START ENTRIES SUPPLIED
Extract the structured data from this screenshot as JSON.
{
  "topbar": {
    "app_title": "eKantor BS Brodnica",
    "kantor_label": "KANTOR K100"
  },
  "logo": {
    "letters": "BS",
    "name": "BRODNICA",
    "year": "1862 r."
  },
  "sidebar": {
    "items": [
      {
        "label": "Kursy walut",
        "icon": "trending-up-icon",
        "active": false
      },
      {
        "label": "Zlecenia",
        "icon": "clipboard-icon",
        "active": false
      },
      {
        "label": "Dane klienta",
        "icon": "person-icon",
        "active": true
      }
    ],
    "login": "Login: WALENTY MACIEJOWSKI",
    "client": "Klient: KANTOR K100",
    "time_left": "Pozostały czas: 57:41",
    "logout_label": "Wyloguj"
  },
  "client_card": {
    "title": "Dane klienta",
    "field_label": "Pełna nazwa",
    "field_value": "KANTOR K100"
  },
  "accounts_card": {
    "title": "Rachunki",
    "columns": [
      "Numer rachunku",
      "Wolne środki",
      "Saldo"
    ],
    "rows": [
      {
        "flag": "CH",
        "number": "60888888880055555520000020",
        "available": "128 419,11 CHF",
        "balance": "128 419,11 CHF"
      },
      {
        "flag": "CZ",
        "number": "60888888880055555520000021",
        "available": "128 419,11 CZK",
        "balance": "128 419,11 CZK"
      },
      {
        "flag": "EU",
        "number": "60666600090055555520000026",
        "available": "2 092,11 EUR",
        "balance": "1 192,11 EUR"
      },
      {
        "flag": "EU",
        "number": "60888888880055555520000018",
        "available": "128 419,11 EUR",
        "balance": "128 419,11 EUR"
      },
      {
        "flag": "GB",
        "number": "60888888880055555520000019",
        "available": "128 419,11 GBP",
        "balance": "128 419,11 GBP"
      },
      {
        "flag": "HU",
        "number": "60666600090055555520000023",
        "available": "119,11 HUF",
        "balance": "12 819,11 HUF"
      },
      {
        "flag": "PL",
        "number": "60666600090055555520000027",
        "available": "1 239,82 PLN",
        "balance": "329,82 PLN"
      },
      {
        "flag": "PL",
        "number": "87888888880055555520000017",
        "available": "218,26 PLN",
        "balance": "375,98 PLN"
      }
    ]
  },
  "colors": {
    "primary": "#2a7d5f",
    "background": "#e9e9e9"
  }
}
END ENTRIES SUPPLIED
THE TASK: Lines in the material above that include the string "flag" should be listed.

SOLUTION TO THIS EXERCISE:
        "flag": "CH",
        "flag": "CZ",
        "flag": "EU",
        "flag": "EU",
        "flag": "GB",
        "flag": "HU",
        "flag": "PL",
        "flag": "PL",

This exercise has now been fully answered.